Nomkhitha Gysman is a black African feminist; a researcher, analyst, advocate for women's rights, training materials developer and workshop facilitator. For the last 6 years (2014 - 2020) she served as the Head of Gender of the SADC Parliament, posted by the South African Parliament, where she worked with female parliamentarians from the 14 Parliaments of the SADC Region affiliated to SADC Parliament. She has published in academic journals and some of SA's national newspapers, and has been invited several times to comment on various topical gender equality and women empowerment issues. She is currently documenting stories and experiences of female military veterans from the SADC Member States with Wits University Press.
Ts'epang Matlhohonolofatso Ts'ita-Mosena is a black African Transformation Agent; a young woman politician, media practitioner, and advocate for women's rights. She is a seasoned motivator, trainer and business coach with her partner under the Twin Talk Brand. Her areas of specialization are Women and Youth Empowerment, Entrepreneurs & Businesses Coaching, Unleashing the Potential Within and Personal Mentorship. She also does Strategic Planning, Project Management and Business Planning. As a politician, the areas of focus for Ms Mosena are on the economic growth of Lesotho and SADC as a region. She has sponsored a number of motions in line with economic emancipation and gets invited on many platforms to address burning issues with a political bearing to influence policy direction, particularly for the economy.
After a stint in the civil society sector, Thapelo Tsalapedi decided to pursue his academic interests where he became a lecturer at the University of Johannesburg and currently at Rhodes University, where he teaches political theory while reading for his PhD which focuses on International Political Economy (IPE) and the BRICS/IBSA nexus. In 2017 UJ named him top 100 independent thinker in the country, published by the Sunday Independent. Tsalapedi also provides political commentary on a number of media outlets concerning South African politics. He has written a number of articles concerning public debates, ranging from research reports, newspaper and blog articles, and academic papers.
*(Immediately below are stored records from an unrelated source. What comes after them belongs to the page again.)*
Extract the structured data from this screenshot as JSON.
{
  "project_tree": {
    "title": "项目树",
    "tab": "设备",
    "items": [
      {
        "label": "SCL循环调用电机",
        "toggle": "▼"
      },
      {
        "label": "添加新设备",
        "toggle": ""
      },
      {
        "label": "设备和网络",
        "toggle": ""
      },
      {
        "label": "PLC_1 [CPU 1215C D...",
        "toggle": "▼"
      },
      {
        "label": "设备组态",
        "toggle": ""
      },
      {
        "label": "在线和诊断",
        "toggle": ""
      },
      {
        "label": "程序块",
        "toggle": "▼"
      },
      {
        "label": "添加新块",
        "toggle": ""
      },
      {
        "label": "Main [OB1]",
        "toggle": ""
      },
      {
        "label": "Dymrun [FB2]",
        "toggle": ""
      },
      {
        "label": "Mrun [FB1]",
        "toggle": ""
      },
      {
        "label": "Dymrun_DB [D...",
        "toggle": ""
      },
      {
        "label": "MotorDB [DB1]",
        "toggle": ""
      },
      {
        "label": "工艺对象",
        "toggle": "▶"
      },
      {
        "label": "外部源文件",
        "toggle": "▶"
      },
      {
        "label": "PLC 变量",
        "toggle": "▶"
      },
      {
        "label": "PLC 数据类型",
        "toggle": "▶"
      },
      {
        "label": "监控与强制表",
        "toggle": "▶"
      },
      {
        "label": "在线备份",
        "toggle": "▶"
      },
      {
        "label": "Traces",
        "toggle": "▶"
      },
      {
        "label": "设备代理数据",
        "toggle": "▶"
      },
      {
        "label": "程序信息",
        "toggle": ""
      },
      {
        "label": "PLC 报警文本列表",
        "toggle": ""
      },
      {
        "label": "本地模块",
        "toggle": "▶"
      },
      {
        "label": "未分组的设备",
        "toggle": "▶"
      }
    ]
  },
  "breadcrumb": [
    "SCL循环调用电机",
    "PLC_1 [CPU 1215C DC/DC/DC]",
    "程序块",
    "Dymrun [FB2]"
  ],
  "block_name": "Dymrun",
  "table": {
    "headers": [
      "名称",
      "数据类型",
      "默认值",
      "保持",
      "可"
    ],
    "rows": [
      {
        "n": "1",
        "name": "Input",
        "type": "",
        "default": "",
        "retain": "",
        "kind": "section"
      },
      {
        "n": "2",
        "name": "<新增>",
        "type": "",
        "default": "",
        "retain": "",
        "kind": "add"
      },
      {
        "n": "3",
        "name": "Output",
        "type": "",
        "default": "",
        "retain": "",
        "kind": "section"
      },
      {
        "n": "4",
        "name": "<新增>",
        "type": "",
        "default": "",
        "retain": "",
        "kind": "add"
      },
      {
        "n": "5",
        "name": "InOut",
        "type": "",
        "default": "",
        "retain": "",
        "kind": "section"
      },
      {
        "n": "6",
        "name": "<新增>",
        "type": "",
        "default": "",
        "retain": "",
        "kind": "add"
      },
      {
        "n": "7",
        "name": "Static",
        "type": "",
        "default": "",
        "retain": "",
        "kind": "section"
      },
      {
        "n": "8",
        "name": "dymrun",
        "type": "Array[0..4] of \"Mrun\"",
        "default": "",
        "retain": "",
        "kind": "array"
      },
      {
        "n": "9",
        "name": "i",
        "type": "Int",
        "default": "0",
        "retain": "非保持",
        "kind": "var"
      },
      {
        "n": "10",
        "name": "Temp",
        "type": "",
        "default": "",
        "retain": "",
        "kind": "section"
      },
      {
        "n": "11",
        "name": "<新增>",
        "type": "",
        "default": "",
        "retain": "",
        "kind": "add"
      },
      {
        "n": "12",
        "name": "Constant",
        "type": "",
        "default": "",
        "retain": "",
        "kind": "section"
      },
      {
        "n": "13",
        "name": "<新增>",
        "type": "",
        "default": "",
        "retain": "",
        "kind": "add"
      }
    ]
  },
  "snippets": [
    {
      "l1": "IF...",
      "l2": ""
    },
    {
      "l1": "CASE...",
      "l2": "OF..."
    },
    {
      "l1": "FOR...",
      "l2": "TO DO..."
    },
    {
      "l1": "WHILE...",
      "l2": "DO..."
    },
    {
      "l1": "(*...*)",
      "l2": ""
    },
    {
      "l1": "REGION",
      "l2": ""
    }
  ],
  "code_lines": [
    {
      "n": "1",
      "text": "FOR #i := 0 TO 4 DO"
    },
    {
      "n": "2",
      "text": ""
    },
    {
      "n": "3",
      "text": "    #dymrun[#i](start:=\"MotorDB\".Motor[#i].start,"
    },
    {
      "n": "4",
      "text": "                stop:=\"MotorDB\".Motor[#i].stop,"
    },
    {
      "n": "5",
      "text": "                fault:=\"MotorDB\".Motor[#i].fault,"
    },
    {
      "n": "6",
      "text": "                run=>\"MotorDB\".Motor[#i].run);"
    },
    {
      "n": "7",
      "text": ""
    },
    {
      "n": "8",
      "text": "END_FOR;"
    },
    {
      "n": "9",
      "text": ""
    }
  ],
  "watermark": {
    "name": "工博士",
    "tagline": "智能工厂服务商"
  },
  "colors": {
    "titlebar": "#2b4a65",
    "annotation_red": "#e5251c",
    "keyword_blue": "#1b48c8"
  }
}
He regularly writes for The Conversation. He is a board member on The Legal Advisory and Information Centre (LAIC), a public interest law clinic based in Johannesburg, South Africa.